Go line by line through the data and copy those with the word "time".

++++ GIVEN DATA

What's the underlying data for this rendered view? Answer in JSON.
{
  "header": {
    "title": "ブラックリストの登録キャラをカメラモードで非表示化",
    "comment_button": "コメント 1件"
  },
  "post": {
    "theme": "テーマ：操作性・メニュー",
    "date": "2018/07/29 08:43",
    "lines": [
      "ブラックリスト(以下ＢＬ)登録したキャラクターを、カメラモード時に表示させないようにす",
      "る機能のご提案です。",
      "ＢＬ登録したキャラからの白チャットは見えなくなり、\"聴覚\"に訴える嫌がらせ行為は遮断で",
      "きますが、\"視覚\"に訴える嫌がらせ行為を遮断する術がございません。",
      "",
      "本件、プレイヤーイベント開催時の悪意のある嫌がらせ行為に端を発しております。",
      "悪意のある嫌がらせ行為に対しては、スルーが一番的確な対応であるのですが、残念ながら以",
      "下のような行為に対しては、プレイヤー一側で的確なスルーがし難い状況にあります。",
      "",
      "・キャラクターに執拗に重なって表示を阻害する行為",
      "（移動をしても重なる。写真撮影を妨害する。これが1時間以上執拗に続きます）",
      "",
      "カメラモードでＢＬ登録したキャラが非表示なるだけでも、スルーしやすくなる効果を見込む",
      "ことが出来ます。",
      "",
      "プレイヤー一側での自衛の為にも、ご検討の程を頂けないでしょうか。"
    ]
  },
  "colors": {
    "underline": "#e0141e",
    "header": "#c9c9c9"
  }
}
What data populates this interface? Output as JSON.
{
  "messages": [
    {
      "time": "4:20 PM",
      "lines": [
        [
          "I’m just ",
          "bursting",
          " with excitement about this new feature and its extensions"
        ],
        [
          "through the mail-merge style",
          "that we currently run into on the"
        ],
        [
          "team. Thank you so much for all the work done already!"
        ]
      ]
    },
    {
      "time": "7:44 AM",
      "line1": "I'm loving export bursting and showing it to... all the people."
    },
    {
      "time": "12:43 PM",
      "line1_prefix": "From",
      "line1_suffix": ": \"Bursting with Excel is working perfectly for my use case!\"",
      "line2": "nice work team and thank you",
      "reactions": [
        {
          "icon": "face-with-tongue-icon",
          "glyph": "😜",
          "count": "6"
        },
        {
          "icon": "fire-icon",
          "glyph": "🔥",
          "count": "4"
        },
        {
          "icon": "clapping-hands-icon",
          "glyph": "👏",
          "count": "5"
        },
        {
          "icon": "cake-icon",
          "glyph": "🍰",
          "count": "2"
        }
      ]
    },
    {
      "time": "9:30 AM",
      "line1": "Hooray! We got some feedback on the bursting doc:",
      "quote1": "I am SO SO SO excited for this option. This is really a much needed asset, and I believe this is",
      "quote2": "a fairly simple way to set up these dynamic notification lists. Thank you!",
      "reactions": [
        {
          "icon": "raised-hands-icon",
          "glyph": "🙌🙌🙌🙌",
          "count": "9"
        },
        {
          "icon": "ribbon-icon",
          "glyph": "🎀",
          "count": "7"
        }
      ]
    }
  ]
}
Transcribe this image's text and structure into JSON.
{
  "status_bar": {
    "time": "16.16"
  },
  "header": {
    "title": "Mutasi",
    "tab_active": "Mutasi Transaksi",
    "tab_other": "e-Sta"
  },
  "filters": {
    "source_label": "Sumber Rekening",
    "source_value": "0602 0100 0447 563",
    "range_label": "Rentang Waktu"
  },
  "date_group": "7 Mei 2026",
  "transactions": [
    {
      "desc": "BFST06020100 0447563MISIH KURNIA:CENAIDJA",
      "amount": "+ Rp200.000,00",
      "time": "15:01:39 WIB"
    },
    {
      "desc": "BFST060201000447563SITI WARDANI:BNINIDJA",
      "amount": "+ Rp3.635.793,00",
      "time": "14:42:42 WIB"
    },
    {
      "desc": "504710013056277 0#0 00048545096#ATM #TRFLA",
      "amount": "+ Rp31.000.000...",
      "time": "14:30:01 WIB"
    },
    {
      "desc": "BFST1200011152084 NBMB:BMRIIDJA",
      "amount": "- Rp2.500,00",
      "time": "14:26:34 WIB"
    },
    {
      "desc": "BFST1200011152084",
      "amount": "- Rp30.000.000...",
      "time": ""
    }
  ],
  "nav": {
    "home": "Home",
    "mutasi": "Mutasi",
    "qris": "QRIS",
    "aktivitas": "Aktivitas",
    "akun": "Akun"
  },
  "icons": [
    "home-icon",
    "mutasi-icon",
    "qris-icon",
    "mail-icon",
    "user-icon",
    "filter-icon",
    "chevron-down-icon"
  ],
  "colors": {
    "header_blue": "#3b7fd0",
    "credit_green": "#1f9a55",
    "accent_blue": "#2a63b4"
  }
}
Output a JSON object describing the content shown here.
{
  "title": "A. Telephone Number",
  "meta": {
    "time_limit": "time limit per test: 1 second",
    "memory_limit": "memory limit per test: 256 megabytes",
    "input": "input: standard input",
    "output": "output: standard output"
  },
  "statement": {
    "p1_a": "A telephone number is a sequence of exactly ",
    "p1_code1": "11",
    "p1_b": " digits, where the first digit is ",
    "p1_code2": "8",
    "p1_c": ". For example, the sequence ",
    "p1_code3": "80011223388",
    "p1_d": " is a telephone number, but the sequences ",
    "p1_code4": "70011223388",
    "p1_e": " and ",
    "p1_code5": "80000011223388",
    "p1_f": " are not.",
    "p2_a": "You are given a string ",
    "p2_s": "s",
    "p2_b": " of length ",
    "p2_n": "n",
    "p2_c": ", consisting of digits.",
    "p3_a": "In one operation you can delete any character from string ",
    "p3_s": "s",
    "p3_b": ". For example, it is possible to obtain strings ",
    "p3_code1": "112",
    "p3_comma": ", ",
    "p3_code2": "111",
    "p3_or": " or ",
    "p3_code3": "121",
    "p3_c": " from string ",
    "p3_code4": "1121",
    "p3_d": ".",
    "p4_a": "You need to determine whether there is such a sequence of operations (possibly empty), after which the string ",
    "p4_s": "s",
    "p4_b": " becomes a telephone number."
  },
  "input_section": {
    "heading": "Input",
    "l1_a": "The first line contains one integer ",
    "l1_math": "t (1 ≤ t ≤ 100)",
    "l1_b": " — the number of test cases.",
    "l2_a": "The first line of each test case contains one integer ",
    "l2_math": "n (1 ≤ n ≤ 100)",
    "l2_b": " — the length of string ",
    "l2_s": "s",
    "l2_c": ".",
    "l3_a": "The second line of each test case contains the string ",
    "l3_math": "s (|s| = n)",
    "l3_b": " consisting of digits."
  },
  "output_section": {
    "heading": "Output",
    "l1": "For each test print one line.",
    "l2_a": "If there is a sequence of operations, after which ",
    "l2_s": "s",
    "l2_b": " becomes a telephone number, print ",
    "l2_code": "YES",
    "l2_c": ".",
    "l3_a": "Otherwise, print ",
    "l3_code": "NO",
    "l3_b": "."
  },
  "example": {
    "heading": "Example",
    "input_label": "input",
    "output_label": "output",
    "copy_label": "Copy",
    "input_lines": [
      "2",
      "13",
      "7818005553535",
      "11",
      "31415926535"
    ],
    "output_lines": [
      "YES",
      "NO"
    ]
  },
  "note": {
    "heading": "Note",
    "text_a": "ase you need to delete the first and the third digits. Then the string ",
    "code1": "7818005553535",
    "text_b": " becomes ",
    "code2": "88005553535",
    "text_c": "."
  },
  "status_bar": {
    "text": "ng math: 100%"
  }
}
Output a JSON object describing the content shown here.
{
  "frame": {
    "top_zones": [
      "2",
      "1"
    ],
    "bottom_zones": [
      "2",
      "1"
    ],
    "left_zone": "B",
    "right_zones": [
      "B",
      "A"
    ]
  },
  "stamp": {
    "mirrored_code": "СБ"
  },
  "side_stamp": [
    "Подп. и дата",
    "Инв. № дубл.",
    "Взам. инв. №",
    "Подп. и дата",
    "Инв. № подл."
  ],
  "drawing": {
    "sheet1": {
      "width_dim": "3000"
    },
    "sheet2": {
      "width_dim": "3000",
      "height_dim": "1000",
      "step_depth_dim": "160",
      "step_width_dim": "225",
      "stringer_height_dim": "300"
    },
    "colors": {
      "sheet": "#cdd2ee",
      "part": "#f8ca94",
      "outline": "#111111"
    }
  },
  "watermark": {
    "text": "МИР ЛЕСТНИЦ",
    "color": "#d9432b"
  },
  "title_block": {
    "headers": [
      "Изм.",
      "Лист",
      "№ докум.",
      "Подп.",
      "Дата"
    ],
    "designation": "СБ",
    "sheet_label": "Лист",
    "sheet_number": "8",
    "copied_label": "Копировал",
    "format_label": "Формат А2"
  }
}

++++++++

■ **SOLUTION TO THIS TASK**:
      "time": "4:20 PM",
      "time": "7:44 AM",
      "time": "12:43 PM",
      "time": "9:30 AM",
    "time": "16.16"
      "time": "15:01:39 WIB"
      "time": "14:42:42 WIB"
      "time": "14:30:01 WIB"
      "time": "14:26:34 WIB"
      "time": ""
    "time_limit": "time limit per test: 1 second",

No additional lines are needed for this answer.